Data for the task:
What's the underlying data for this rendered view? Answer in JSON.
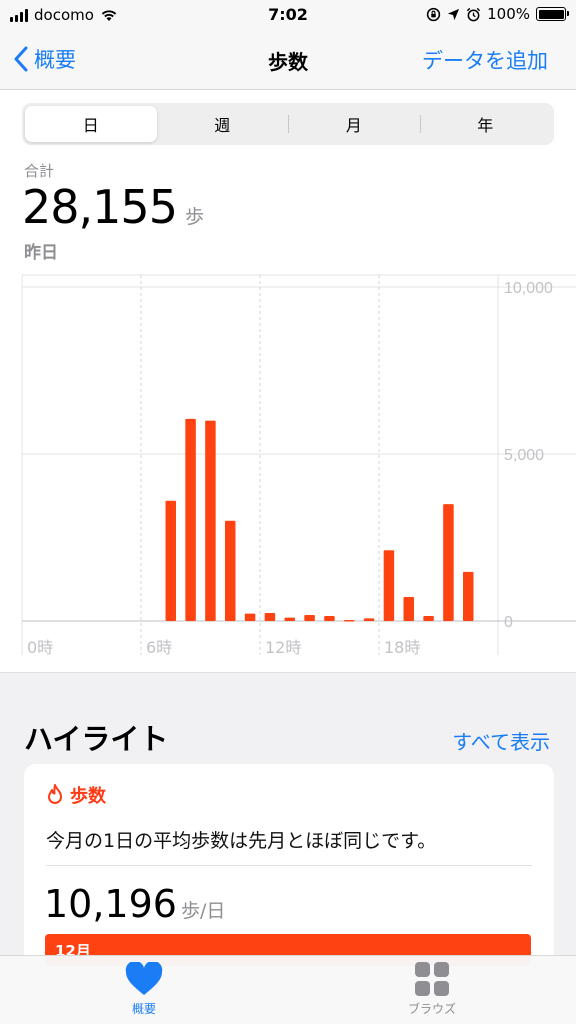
{
  "status_bar": {
    "carrier": "docomo",
    "time": "7:02",
    "battery": "100%",
    "signal_bars": 4
  },
  "nav": {
    "back_label": "概要",
    "title": "歩数",
    "add_label": "データを追加"
  },
  "segments": [
    {
      "label": "日",
      "active": true
    },
    {
      "label": "週",
      "active": false
    },
    {
      "label": "月",
      "active": false
    },
    {
      "label": "年",
      "active": false
    }
  ],
  "summary": {
    "total_label": "合計",
    "value": "28,155",
    "unit": "歩",
    "date_label": "昨日"
  },
  "chart_data": {
    "type": "bar",
    "x_tick_labels": [
      "0時",
      "6時",
      "12時",
      "18時"
    ],
    "y_tick_labels": [
      "10,000",
      "5,000",
      "0"
    ],
    "ylim": [
      0,
      10000
    ],
    "hours": [
      0,
      1,
      2,
      3,
      4,
      5,
      6,
      7,
      8,
      9,
      10,
      11,
      12,
      13,
      14,
      15,
      16,
      17,
      18,
      19,
      20,
      21,
      22,
      23
    ],
    "values": [
      0,
      0,
      0,
      0,
      0,
      0,
      0,
      3600,
      6050,
      6000,
      3000,
      220,
      240,
      100,
      180,
      150,
      30,
      80,
      2120,
      720,
      150,
      3500,
      1470,
      0
    ],
    "bar_color": "#ff4212",
    "grid": true
  },
  "highlights": {
    "title": "ハイライト",
    "show_all": "すべて表示",
    "card": {
      "category": "歩数",
      "text": "今月の1日の平均歩数は先月とほぼ同じです。",
      "value": "10,196",
      "unit": "歩/日",
      "bar_label": "12月"
    }
  },
  "tabbar": {
    "summary_label": "概要",
    "browse_label": "ブラウズ"
  },
  "colors": {
    "accent": "#1a7df5",
    "bar": "#ff4212",
    "secondary_text": "#8e8e93"
  }
}
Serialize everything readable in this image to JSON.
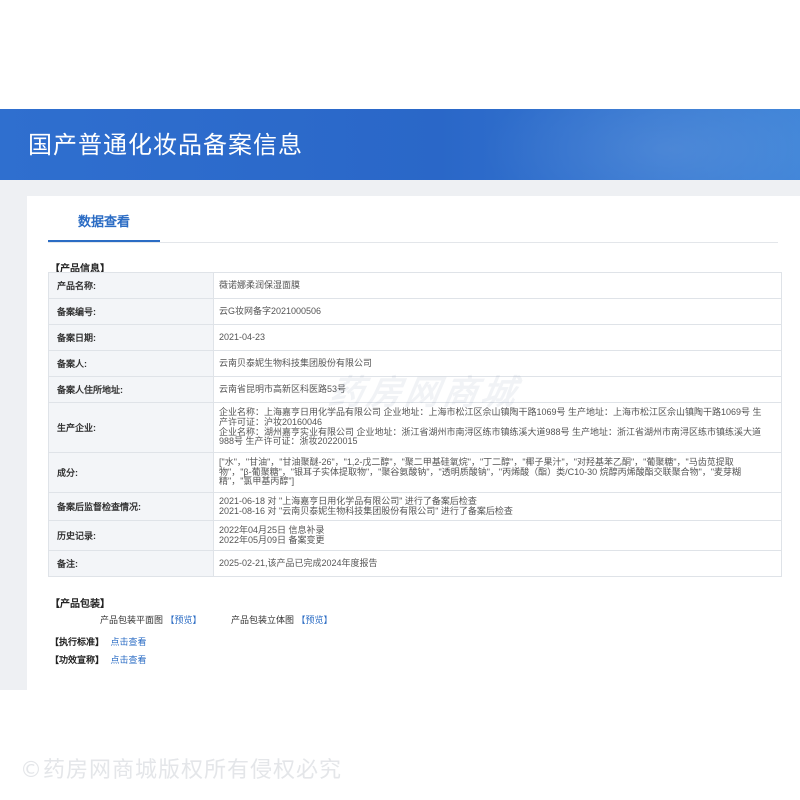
{
  "header": {
    "title": "国产普通化妆品备案信息"
  },
  "tabs": [
    {
      "label": "数据查看"
    }
  ],
  "product_info": {
    "section_title": "【产品信息】",
    "rows": [
      {
        "key": "产品名称:",
        "lines": [
          "薇诺娜柔润保湿面膜"
        ]
      },
      {
        "key": "备案编号:",
        "lines": [
          "云G妆网备字2021000506"
        ]
      },
      {
        "key": "备案日期:",
        "lines": [
          "2021-04-23"
        ]
      },
      {
        "key": "备案人:",
        "lines": [
          "云南贝泰妮生物科技集团股份有限公司"
        ]
      },
      {
        "key": "备案人住所地址:",
        "lines": [
          "云南省昆明市高新区科医路53号"
        ]
      },
      {
        "key": "生产企业:",
        "lines": [
          "企业名称：上海嘉亨日用化学品有限公司 企业地址：上海市松江区佘山镇陶干路1069号 生产地址：上海市松江区佘山镇陶干路1069号 生",
          "产许可证：沪妆20160046",
          "企业名称：湖州嘉亨实业有限公司 企业地址：浙江省湖州市南浔区练市镇练溪大道988号 生产地址：浙江省湖州市南浔区练市镇练溪大道",
          "988号 生产许可证：浙妆20220015"
        ]
      },
      {
        "key": "成分:",
        "lines": [
          "[\"水\"，\"甘油\"，\"甘油聚醚-26\"，\"1,2-戊二醇\"，\"聚二甲基硅氧烷\"，\"丁二醇\"，\"椰子果汁\"，\"对羟基苯乙酮\"，\"葡聚糖\"，\"马齿苋提取",
          "物\"，\"β-葡聚糖\"，\"银耳子实体提取物\"，\"聚谷氨酸钠\"，\"透明质酸钠\"，\"丙烯酸（酯）类/C10-30 烷醇丙烯酸酯交联聚合物\"，\"麦芽糊",
          "精\"，\"氯甲基丙醇\"]"
        ]
      },
      {
        "key": "备案后监督检查情况:",
        "lines": [
          "2021-06-18 对 \"上海嘉亨日用化学品有限公司\" 进行了备案后检查",
          "2021-08-16 对 \"云南贝泰妮生物科技集团股份有限公司\" 进行了备案后检查"
        ]
      },
      {
        "key": "历史记录:",
        "lines": [
          "2022年04月25日 信息补录",
          "2022年05月09日 备案变更"
        ]
      },
      {
        "key": "备注:",
        "lines": [
          "2025-02-21,该产品已完成2024年度报告"
        ]
      }
    ]
  },
  "packaging": {
    "section_title": "【产品包装】",
    "flat_label": "产品包装平面图",
    "flat_link": "【预览】",
    "three_d_label": "产品包装立体图",
    "three_d_link": "【预览】"
  },
  "standard": {
    "label": "【执行标准】",
    "link": "点击查看"
  },
  "efficacy": {
    "label": "【功效宣称】",
    "link": "点击查看"
  },
  "watermark": "药房网商城",
  "copyright": "©药房网商城版权所有侵权必究",
  "colors": {
    "banner": "#2f6fcf",
    "accent": "#2b6cc4",
    "key_cell_bg": "#f3f5f8",
    "border": "#dfe3e8"
  }
}
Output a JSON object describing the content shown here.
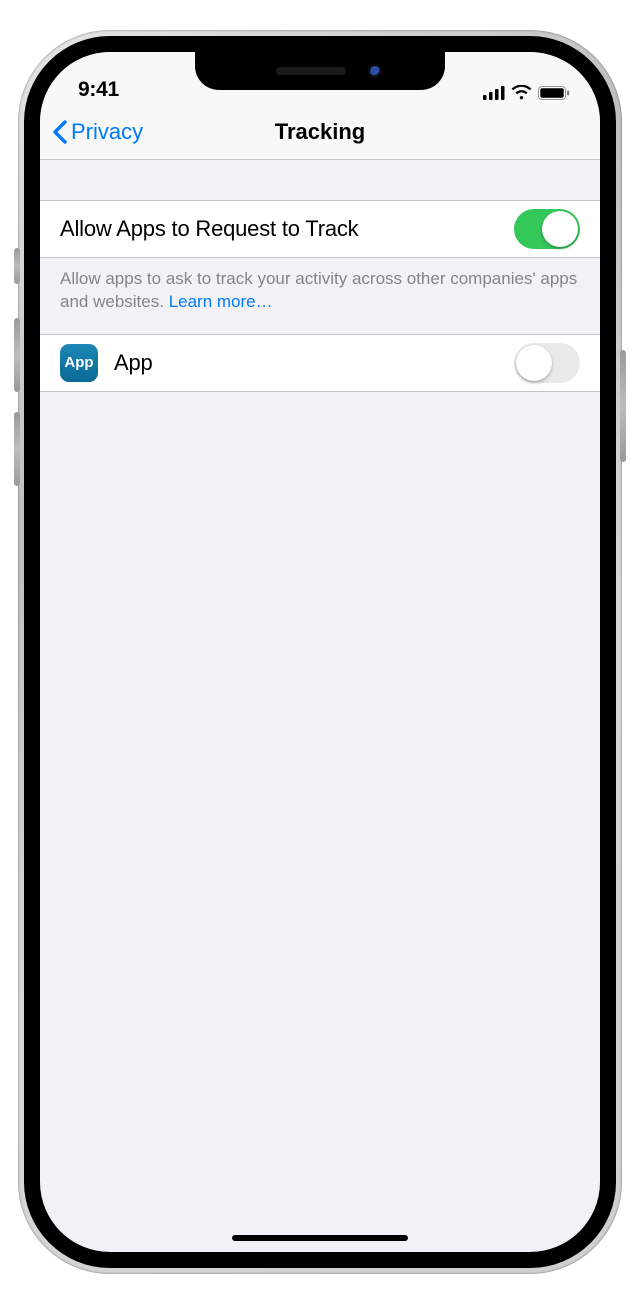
{
  "statusBar": {
    "time": "9:41"
  },
  "nav": {
    "back": "Privacy",
    "title": "Tracking"
  },
  "allowRow": {
    "label": "Allow Apps to Request to Track",
    "value": true
  },
  "footer": {
    "text": "Allow apps to ask to track your activity across other companies' apps and websites. ",
    "link": "Learn more…"
  },
  "appList": [
    {
      "name": "App",
      "iconText": "App",
      "value": false
    }
  ]
}
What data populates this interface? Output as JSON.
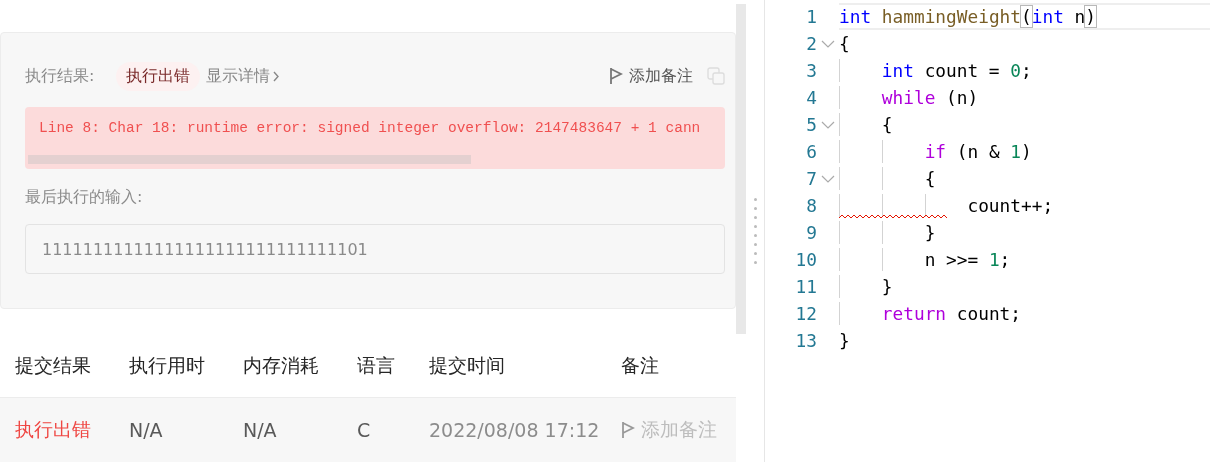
{
  "result_panel": {
    "label": "执行结果:",
    "status": "执行出错",
    "details_link": "显示详情",
    "add_note": "添加备注",
    "error_message": "Line 8: Char 18: runtime error: signed integer overflow: 2147483647 + 1 cann",
    "last_input_label": "最后执行的输入:",
    "last_input": "11111111111111111111111111111101"
  },
  "submissions": {
    "columns": [
      "提交结果",
      "执行用时",
      "内存消耗",
      "语言",
      "提交时间",
      "备注"
    ],
    "rows": [
      {
        "result": "执行出错",
        "failed": true,
        "runtime": "N/A",
        "memory": "N/A",
        "language": "C",
        "time": "2022/08/08 17:12",
        "note": "添加备注"
      }
    ]
  },
  "editor": {
    "lines": [
      {
        "number": "1",
        "foldable": false,
        "current": true,
        "error": false,
        "tokens": [
          {
            "t": "int",
            "kind": "type"
          },
          {
            "t": " hammingWeight",
            "kind": "func"
          },
          {
            "t": "(",
            "kind": "bracket"
          },
          {
            "t": "int",
            "kind": "type"
          },
          {
            "t": " n",
            "kind": "plain"
          },
          {
            "t": ")",
            "kind": "bracket"
          }
        ]
      },
      {
        "number": "2",
        "foldable": true,
        "current": false,
        "error": false,
        "tokens": [
          {
            "t": "{",
            "kind": "plain"
          }
        ]
      },
      {
        "number": "3",
        "foldable": false,
        "current": false,
        "error": false,
        "tokens": [
          {
            "t": "    int",
            "kind": "type"
          },
          {
            "t": " count = ",
            "kind": "plain"
          },
          {
            "t": "0",
            "kind": "number"
          },
          {
            "t": ";",
            "kind": "plain"
          }
        ]
      },
      {
        "number": "4",
        "foldable": false,
        "current": false,
        "error": false,
        "tokens": [
          {
            "t": "    while",
            "kind": "control"
          },
          {
            "t": " (n)",
            "kind": "plain"
          }
        ]
      },
      {
        "number": "5",
        "foldable": true,
        "current": false,
        "error": false,
        "tokens": [
          {
            "t": "    {",
            "kind": "plain"
          }
        ]
      },
      {
        "number": "6",
        "foldable": false,
        "current": false,
        "error": false,
        "tokens": [
          {
            "t": "        if",
            "kind": "control"
          },
          {
            "t": " (n & ",
            "kind": "plain"
          },
          {
            "t": "1",
            "kind": "number"
          },
          {
            "t": ")",
            "kind": "plain"
          }
        ]
      },
      {
        "number": "7",
        "foldable": true,
        "current": false,
        "error": false,
        "tokens": [
          {
            "t": "        {",
            "kind": "plain"
          }
        ]
      },
      {
        "number": "8",
        "foldable": false,
        "current": false,
        "error": true,
        "tokens": [
          {
            "t": "            count++;",
            "kind": "plain"
          }
        ]
      },
      {
        "number": "9",
        "foldable": false,
        "current": false,
        "error": false,
        "tokens": [
          {
            "t": "        }",
            "kind": "plain"
          }
        ]
      },
      {
        "number": "10",
        "foldable": false,
        "current": false,
        "error": false,
        "tokens": [
          {
            "t": "        n >>= ",
            "kind": "plain"
          },
          {
            "t": "1",
            "kind": "number"
          },
          {
            "t": ";",
            "kind": "plain"
          }
        ]
      },
      {
        "number": "11",
        "foldable": false,
        "current": false,
        "error": false,
        "tokens": [
          {
            "t": "    }",
            "kind": "plain"
          }
        ]
      },
      {
        "number": "12",
        "foldable": false,
        "current": false,
        "error": false,
        "tokens": [
          {
            "t": "    return",
            "kind": "control"
          },
          {
            "t": " count;",
            "kind": "plain"
          }
        ]
      },
      {
        "number": "13",
        "foldable": false,
        "current": false,
        "error": false,
        "tokens": [
          {
            "t": "}",
            "kind": "plain"
          }
        ]
      }
    ]
  }
}
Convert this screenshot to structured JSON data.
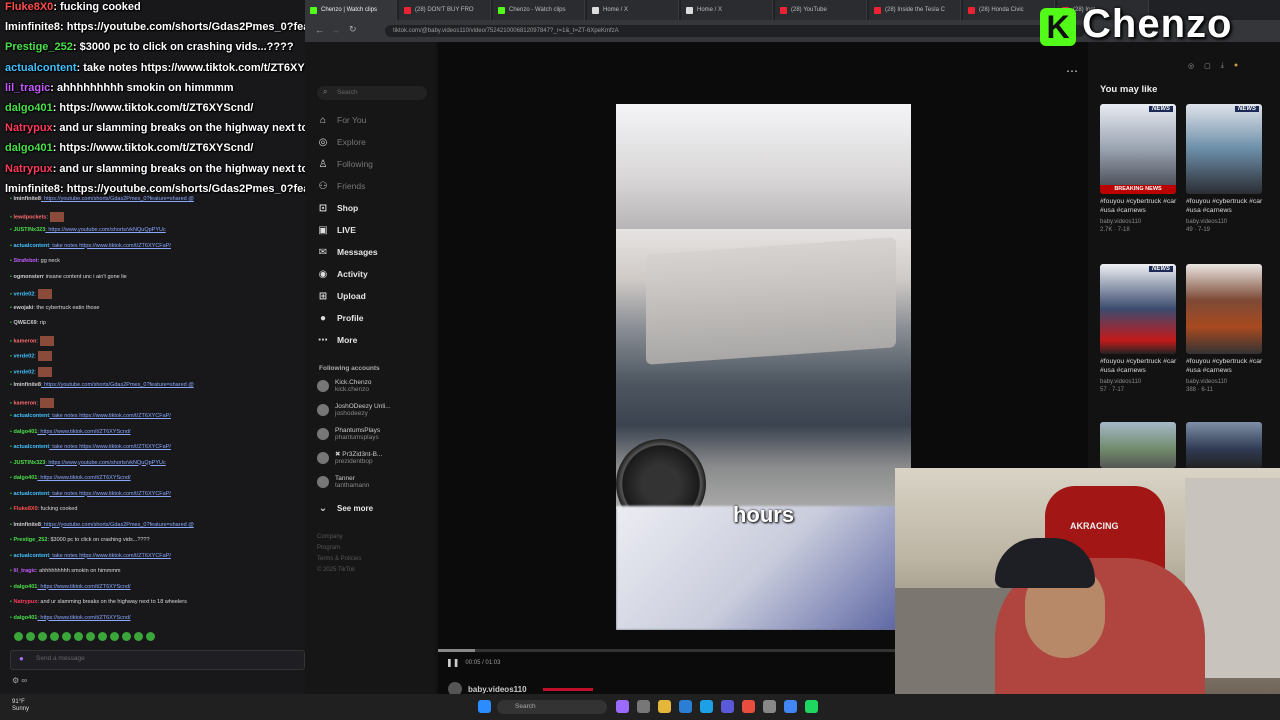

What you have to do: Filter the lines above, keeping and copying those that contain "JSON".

Your solution:
What's the underlying data for this rendered view? Answer in JSON.
Serialize everything readable in this image to JSON.
Output a JSON object describing the content shown here.
What data populates this interface? Output as JSON.
Convert this screenshot to structured JSON data.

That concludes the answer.